When the Irish Sugar Company opened its factory in Thurles, in 1934, it transformed the fortunes of the town and its hinterland. In an era of acute economic hardship, arising from a worldwide depression and a bitter trade war with Britain, the plant was manna from heaven.
Offering more than 300 well-paid, permanent jobs, plus seasonal employment during the “campaign” – the time of year when sugar beet was harvested – the Comhlucht Suicre Éireann facility processed a new and valuable crop at a time of depressed food prices.
Like many heavy industries of its time, however, it had an unwelcome environmental footprint. Sugar beet was washed before processing, and the sludgy effluent was, at first, released directly into the River Suir.

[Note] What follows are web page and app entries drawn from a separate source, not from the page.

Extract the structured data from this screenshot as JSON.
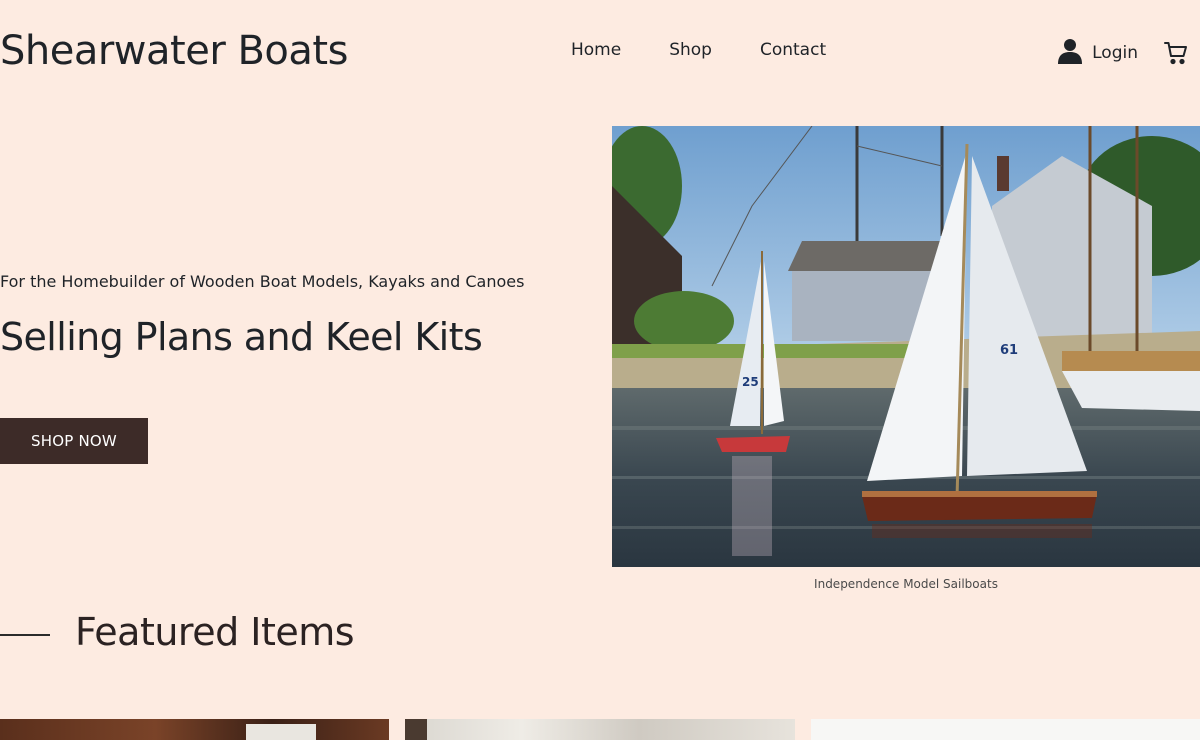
{
  "header": {
    "site_title": "Shearwater Boats",
    "nav": [
      {
        "label": "Home"
      },
      {
        "label": "Shop"
      },
      {
        "label": "Contact"
      }
    ],
    "login_label": "Login",
    "icons": {
      "account": "user-icon",
      "cart": "cart-icon"
    }
  },
  "hero": {
    "eyebrow": "For the Homebuilder of Wooden Boat Models, Kayaks and Canoes",
    "headline": "Selling Plans and Keel Kits",
    "cta_label": "SHOP NOW",
    "image_caption": "Independence Model Sailboats",
    "sail_numbers": [
      "25",
      "61"
    ]
  },
  "featured": {
    "title": "Featured Items"
  },
  "colors": {
    "background": "#fdebe1",
    "cta_background": "#3d2b28",
    "text": "#1f2328"
  }
}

Initially, this was considered of little consequence when so much wealth was being created locally. But the Suir was renowned for angling, and during the 1960s the almost inevitable happened, and the effluent wiped out many fish. The series of kills drew attention to the untreated discharges, and a local angler, Bob Stakelum, spearheaded a campaign to clean the effluent before it was released.
In response lagoons were built that allowed the sludge to settle before the waste water was discharged. These “settling ponds” stopped the fish kills – and brought an unintended but welcome consequence. Waterfowl took an immediate shine to the lagoons, and wigeons, plovers, lapwings, gulls and curlews began to overwinter there.
In 1989 the Thurles factory closed, and the sugar company filled in the lagoons. So what became of the migratory birds that had found refuge in the settling ponds?
To find the answer I travel out past the sad, skeletal remains of the old sugar factory to reach the impressive new visitor centre for Cabragh Wetlands Trust that has risen from the marshlands, and that is due to have its official opening soon.
I am greeted by Tom Grace, who has been a driving force behind the venture, and the project's secretary, Adam Tozer. "Yes," says Grace, "we did point out in 1989 that filling in the lagoons would result in the destruction of an important waterfowl habitat. Despite this they were filled, but in response we set up Cabragh Wetlands Trust, to save the remaining habitats. The trust bought natural wetlands adjacent to the lagoons, to ensure a continued wintering place for migratory fowl. Later, funding from the Leader programme and North Tipperary County Council allowed the excavation of new ponds, the creation of bird hides and the purchase of further wetlands."
But how did the Cabragh initiative survive, and even prosper, when it is invariably so hard to fund environmental initiatives?
“Our first vision for Cabragh was that it would cover its costs as a pay-in attraction. However, we had to be very sensitive about this, as most likely some birds would leave the wetlands if large numbers of visitors were allowed access.
“So extensive fundraising was done by a small group of volunteers, which was supplemented by donations from Thurles Lions Club and others. This income subsidised the provision of our educational services.”
Ireland has lost so many wetland environments through land drainage and reclamation that several species of waterbird are now endangered, says Tozer.
“The curlew is a good example. From some 5,000 breeding pairs in 1990 there were fewer than 100 in 2014, with some experts suggesting the number could be as low as 60. The story of the curlew reminds us of how important it is that action was taken to preserve the wetlands of Cabragh and turn them into a reserve that provides a safe haven for waterbirds in perpetuity. Already we see the benefits, with increasing numbers of kingfisher, snipe and mallard in the wetlands, while recently the very rare marsh harrier appeared.”
Education and research
The €700,000 visitor centre, which has panoramic views of the wetlands, includes education and research facilities that will help cement the project’s position as a hub for environmental awareness.
"Ecological education is a huge growth area, and we see it as the primary way ahead for the project," Jimmy Duggan, a retired school principal who is a long-time supporter of the trust, says.
“We have a very dynamic programme for first- and second-level schools, and now, increasingly, third-level colleges are taking an interest. For the last two years we have had a large group of students coming from Spain, to study English and ecology in the centre alongside Irish students, and this worked extremely well. This is a market we would certainly like to develop further.”
Grace says that a multidisciplinary approach, embracing ecotourism and, for example, field studies in botany and entomology, can also play an important role in the future of the project.
As we look out over Cabragh’s reed beds and water meadows, he talks about extending the wetland area, to broaden the range of habitats and provide sanctuary for endangered species such as curlew, lapwing and corncrake.
“Global warming is drying up many of the world’s wetlands, and so it is more important than ever to actively maintain diverse habitats for migratory birds, with clean water and balanced food sources. The breeding curlew’s rapid decline reminds us that small environmental changes can quickly devastate a species. It is only with managed environments such as Cabragh that the future of such species can be assured.”